I just want to send them all away to the Adirondacks for a week. Give them a warm bath, made up of herbal salts, preferably eucalyptus and lavender. Wrap them in flannel blankets on lawn chairs. Put a warm compress of lemon balm on their foreheads. Chamomile tea. Lots of chamomile tea with a bowl of farina.

Pine-scented candles. John Tesh CDs. Comfort food like mashed potatoes and tapioca, something easy on the stomach.

They deserve something soothing to ease the pain of the next nine games, to brace for the post-mortem of their season seven weeks into the season.

It's a bye week, all right.

Goodbye to the NFC East, goodbye to respectability, see ya in 2010.

In late October -- not the last week of December -- the Redskins' season disappeared from the landscape on Monday night. It went quickly, in the first quarter, in the time it took for Jackson to take a reverse handoff 67 yards, right past a deer-in-the-headlights Chris Horton, to the end zone for Philadelphia's first score.

This was Washington's bellwether moment, its night to prove the Redskins were better than a 2-4 nightmare out of the gate. When the Giants lost their second straight to Arizona, the NFC East was no longer a coronation.

With all their disarray and dysfunction, a suddenly beatable Eagles team could become their balm.

Within seconds, their last bastion of a self-respecting football unit, the defense, was fooled by a simple Andy Reid gadget play. Sixty-seven yards down the left side.


Just like the season.

Sometimes, as the quiet stadium empties and the masses shuffle out meekly, it feels like the fight song is all they have left.

"Hail to the Redskins" blares through FedEx Field's speakers as a nostalgic montage of black-and-white photos and faces appears on the video boards. The good and loyal fans, the people who now pay for memories more than a game, stand in unison. They sing and pump their fists to the heavens. For a few brief moments the last line of those lyrics -- "Fight for old D.C.!" -- almost transports them back to Pleasantville.

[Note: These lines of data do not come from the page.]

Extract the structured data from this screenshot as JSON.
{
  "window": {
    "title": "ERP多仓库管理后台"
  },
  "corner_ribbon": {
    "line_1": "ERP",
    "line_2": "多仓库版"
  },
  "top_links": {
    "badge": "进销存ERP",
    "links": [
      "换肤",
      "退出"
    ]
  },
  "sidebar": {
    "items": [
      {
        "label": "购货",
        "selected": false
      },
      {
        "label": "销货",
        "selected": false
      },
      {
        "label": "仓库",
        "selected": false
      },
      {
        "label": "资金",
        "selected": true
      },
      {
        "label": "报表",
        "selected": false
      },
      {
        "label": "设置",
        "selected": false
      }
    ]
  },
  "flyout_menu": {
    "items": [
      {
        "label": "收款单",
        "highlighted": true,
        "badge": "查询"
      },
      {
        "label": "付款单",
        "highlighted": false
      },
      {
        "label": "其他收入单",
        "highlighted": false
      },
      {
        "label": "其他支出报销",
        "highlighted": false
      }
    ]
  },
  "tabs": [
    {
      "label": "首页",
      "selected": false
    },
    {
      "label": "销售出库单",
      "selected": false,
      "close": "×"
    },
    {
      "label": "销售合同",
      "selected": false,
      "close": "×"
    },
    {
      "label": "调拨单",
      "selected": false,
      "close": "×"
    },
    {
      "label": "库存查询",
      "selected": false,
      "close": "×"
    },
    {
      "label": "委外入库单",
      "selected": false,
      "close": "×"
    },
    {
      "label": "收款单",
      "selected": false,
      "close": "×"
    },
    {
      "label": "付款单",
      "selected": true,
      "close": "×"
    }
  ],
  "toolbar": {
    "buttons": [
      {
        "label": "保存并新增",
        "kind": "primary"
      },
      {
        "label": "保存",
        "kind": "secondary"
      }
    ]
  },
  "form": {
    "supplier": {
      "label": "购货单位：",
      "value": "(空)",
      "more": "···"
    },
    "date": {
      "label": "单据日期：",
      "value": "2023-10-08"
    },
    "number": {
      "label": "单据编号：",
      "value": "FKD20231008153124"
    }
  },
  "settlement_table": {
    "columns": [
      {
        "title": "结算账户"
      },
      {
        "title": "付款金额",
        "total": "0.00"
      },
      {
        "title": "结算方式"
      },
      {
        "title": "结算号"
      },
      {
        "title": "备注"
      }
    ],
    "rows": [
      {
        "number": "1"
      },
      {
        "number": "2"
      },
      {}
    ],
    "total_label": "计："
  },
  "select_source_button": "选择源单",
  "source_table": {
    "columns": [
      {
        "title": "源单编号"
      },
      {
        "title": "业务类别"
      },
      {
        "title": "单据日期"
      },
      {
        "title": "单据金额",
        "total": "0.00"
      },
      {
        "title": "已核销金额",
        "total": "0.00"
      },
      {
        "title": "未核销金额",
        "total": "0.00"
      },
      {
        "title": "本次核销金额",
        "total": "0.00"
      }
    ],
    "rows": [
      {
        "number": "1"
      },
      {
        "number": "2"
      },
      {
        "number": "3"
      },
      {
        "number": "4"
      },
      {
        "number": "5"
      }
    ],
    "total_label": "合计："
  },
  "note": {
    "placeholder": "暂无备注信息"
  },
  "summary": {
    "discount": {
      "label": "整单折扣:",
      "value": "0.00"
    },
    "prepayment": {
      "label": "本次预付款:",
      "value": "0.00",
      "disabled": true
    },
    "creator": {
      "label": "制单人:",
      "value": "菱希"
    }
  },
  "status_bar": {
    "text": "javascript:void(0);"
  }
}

In the black-and-white celluloid of their mind, times are still good. They're at RFK. A vendor in the stands trades them his Carnation Malt for their $1; they don't have to fork over a $10 to Johnny Rockets and hope for $2 in return. Sonny is still the quarterback and Sam is the linebacker, instead of good-natured, "in-my-day" curmudgeons in the radio booth.

But the thimbles and the drums and horns inevitably stop playing, and what's left is the reality of 2-5, the reality that America had to sit and watch some of this.

This whole sad, sorry mess is not a local tale of a franchise gone rotten anymore; it's national news, almost as depressing as the real world.

Somebody turn out the lights. Clear the stands. There is nothing to see here, unless cruel humor counts. Unless the bizarre irony of U2's "Beautiful Day" playing through the speakers at the end oddly sums up this awful Monday night, this pitifully bad franchise.

© 2009 The Washington Post Company